Type Expression in Compiler Design | Equivalence of Type Expressions
Equivalence of Type Expressions
- If two type expressions are equal then return a certain type else return type_error.
- Key Ideas:
- The main difficulty arises from the fact that most modern languages allow the naming of user-defined types.
- For instance, in C and C++ this is achieved by the typedef statement.
- When checking equivalence of named types, we have two possibilities.
- Structural Equivalence
- Names Equivalence
Structural Equivalence of Type Expressions
- Type expressions are built from basic types and constructors, a natural concept of equivalence between two type expressions is structural equivalence. i.e., two expressions are either the same basic type or formed by applying the same constructor to structurally equivalent types. That is, two type expressions are structurally equivalent if and only if they are identical.
- For example, the type expression integer is equivalent only to integer because they are the same basic type.
- Similarly, pointer (integer) is equivalent only to pointer (integer) because the two are formed by applying the same constructor pointer to equivalent types.
- The algorithm recursively compares the structure of type expressions without checking for cycles so it can be applied to a tree representation. It assumes that the only type constructors are for arrays , products, pointers, and functions.
- The constructed type array(n1 , t1) and array(n2 , t2) are equivalent if n1 = n2 and t1 =t2
Equivalance of Type Expression
Names for Type Expressions
- In some languages, types can be given names (Data type name). For example, in the Pascal program fragment.
- The identifier link is declared to be a name for the type cell. The variables next, last, p, q, r are not identical type, because the type depends on the implementation.
- Type graph is constructed to check the name equivalence.
- Every time a type constructor or basic type is seen, a new node is created.
- Every time a new type name is seen, a leaf is created.
- Two type expressions are equivalent if they are represented by the same node in the type graph.
Example: Consider Pascal program fragment
- The identifier link is declared to be a name for the type ‡cell. new type names np and nqr have been introduced.

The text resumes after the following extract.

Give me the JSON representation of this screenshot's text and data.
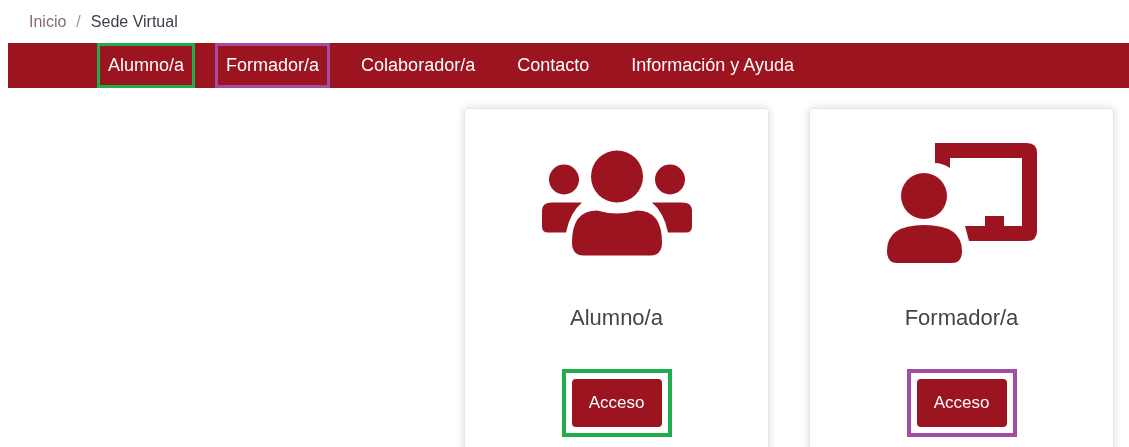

- since next and last are declared with the same type name, they are treated as having equivalent types. Similarly, q and r are treated as having equivalent types because the same implicit type name is associated with them.
- However, p, q, and next do not have equivalent types, since they all have types with different names.
Note that type name cel1 has three parents. All labeled pointer. An equal sign appears between the type name link and the node in the type graph to which it refers.